I’ve access to last year’s report, and also participated in the survey for this 2007 one. There’s also a detailed report for download, you’ll need to pay for it so it can get expensed. It answers questions like:
- What are the top challenges for Corporate Web Strategists?
- What is the common educational background?
- What percentage of Web Strategists make over six figure salaries?
- What is the typical budget your programs should have?
- How large are your teams?
You can sample a 4-page research brief. This is free and can be made available to anyone for download (PDF).
Join your local ISF Chapter
If you’re interesting in getting more involved or want to contribute and assist other Web Strategists, you can join a local chapter, Austin, New York, and Portland are active, I was involved as a charter member of the Silicon Valley group.

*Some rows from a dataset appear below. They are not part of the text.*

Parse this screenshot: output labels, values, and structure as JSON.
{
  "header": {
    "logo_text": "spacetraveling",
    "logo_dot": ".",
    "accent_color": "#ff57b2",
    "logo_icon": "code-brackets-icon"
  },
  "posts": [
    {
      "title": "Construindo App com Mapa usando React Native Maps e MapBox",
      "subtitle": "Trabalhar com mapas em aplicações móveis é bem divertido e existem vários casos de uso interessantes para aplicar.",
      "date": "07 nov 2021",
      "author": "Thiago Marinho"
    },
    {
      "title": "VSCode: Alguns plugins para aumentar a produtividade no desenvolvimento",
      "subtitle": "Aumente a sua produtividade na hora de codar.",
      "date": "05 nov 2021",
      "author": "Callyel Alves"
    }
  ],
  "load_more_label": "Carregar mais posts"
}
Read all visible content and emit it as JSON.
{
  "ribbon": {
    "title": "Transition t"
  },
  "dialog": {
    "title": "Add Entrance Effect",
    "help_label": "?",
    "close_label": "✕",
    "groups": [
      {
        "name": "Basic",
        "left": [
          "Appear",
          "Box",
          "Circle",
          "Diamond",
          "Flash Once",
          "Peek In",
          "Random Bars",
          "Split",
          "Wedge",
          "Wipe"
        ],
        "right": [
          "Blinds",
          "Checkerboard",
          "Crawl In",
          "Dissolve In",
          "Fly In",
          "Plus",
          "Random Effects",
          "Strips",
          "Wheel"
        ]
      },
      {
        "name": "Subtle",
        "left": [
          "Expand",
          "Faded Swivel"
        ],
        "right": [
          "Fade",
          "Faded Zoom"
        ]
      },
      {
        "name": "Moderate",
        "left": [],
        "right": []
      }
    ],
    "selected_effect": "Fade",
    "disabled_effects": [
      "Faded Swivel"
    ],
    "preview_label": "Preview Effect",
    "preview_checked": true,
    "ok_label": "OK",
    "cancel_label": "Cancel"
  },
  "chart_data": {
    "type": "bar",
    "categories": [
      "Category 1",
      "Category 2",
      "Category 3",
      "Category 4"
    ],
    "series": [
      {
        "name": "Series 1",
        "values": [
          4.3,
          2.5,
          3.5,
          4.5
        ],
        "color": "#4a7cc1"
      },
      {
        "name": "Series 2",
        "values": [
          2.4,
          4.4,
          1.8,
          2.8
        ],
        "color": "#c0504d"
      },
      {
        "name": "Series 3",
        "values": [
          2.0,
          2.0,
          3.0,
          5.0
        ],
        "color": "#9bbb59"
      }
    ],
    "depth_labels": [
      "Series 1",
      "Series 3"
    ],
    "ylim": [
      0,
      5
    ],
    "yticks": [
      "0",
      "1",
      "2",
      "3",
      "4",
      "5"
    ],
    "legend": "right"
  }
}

Now that I’m at PodTech, which is a vendor to Corporate Web Strategists, I’m no longer affiliated with ISF, but am a friend to the organization, as such I was not paid to write this post, but consider it a resource to my audience. I’m no longer participating in ISF, but will emerge perhaps in another role. I wish you luck this year my friends.
Update Tuesday, Jan 2nd:
Clarifications from Steve:
Short on time or not near a chapter? Prospective members can join without being affiliated with a chapter since all events are available via webcast.
I always thought that IBM then Microsoft would be first. Ross Mayfield tells us in this video interview by Podtech that Small and Mid-Sized offices can obtain this suite has blogs, wikis, tagclouds, and other ‘bottom-up’ driven knowledge Social Software. As an appliance you’ll just need to provide Power and Pipe. The product is called Suite Two, an enterprise 2.0 platform from Intel.
Get more details from Techcrunch:
” Intel will announce SuiteTwo today, a product that brings together a number of Enterprise 2.0 apps into an integrated suite. The four products that are included in the release are MovableType from SixApart, SocialText, Simplefeed and Newsgator.”
It’s about $150-$200 per seat, as far as enterprise software goes, that’s not too bad, but when you realize a lot of this is freeware that was asembled into a single platform you may think otherwise, but who has the time to build what someone already did? Teresa from BBS has some additional coverage. Brian, David, do you see this?